Ideally, she would like to pursue research and teaching as a professor of technology, digital media and learning. She expects that, during the next three years, she will be engaged in early-career scholarship and research, as either a postdoctoral researcher or assistant professor. In five years, Gabriela hopes to be on the tenure-track, focusing on research, mentoring, teaching and outreach that encourage gender-inclusion and meaningful learning around emerging technology and media.

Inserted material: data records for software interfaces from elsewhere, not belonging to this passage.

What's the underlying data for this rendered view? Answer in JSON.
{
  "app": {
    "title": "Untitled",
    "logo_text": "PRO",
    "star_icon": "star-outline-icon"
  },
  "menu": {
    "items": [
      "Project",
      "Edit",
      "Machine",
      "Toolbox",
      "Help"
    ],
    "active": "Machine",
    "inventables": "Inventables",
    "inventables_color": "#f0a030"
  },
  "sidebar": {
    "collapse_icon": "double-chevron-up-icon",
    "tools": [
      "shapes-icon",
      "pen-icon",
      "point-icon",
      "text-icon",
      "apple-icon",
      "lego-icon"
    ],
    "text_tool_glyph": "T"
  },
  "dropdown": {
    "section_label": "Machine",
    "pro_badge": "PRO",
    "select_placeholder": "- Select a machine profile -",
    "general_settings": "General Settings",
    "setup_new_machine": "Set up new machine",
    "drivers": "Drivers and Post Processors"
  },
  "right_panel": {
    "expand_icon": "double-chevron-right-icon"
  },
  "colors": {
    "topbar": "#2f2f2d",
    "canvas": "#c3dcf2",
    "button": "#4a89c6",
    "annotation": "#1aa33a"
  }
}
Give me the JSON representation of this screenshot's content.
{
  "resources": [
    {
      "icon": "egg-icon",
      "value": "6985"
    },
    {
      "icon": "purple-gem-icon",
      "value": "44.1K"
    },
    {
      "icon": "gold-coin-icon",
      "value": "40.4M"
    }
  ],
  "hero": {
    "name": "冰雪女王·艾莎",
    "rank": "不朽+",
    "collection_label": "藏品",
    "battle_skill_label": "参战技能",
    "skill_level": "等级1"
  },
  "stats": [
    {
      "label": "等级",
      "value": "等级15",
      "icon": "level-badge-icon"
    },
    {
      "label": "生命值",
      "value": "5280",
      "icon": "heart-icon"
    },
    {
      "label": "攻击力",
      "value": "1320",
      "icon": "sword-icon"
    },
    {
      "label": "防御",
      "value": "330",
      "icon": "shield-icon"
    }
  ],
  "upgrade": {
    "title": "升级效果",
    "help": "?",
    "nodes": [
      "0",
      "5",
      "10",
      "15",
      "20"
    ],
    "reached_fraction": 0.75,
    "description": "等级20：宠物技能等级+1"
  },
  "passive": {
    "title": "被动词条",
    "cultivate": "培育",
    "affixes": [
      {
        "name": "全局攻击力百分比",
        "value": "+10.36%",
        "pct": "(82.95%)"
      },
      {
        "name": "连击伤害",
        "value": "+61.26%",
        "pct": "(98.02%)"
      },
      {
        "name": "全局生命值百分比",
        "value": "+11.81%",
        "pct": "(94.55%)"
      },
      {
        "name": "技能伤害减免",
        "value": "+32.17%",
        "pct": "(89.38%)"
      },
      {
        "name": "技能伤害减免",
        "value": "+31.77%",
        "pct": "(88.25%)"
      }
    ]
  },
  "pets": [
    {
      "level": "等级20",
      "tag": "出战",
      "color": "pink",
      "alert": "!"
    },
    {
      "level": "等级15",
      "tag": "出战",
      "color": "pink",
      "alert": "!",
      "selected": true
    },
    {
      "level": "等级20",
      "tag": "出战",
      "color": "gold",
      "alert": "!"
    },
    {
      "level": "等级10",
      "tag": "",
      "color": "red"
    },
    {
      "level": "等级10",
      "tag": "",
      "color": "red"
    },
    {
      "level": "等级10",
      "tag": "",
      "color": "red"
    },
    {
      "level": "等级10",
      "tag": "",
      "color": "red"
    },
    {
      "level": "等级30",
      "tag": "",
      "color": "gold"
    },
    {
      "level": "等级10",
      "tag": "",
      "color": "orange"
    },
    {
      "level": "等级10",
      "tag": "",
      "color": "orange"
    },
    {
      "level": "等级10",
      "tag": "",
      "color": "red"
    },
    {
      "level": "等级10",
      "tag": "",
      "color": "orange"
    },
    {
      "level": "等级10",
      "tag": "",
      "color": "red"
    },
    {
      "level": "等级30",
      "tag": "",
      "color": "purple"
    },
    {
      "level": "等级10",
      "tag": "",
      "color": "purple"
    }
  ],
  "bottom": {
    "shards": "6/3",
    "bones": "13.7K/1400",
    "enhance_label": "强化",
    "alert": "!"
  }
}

Her dissertation study is an attempt to understand gendered experience with digital games and online gaming culture to inform equitable educational games and learning environments. Since research shows high correlation between gaming and computer participation and pursuit of STEM careers, research has shown that increasing female participation in gaming and computer cultures could increase their long-term pursuit of STEM. As part of Gabriela’s research, she has been a participant observer in online gaming communities (particularly female-supportive communities) for over 3 ½ years. She has also interviewed game developers, and interviewed and surveyed gamers, across gender, to understand how their experiences have shaped their identity, motivation, and self-efficacy, which are all learning-relevant constructs that will speak to effective and inclusive educational media design. For example, many female game players, significantly more so than male players, have discussed gender-based harassment in online game cultures, and sensitivity to the ways games are marketed around gender, which is often disproportionately geared toward males, and either renders females less visible or important, or hyper sexualizes them. Gabriela is seeing correlations between this lack of environmental support and the lack of efficacy and motivation to continue to participate in gaming and computer cultures (and possibly STEM, as the related literature suggests). In other words, she is finding that digital games and online gaming culture can be stereotype threat inducing, which can hinder performance disproportionately in the short term, and alienate females and minorities from wanting to engage in the long term. Also, the ways games are marketed can encourage implicit bias that may disproportionately discourage females from wanting to play games (even if they could be games they would equally enjoy) and influence families, teachers, and peers from equally encouraging female participation. In order to encourage equal support around educational games, and content that won’t disproportionately hinder performance, we have to be cognizant of the way games are designed, promoted and supported in both formal and informal educational settings. Gabriela’s work contributes to a greater dialogue on equity of experience and participation with technology, particularly focusing on how we can design for inclusion across gender.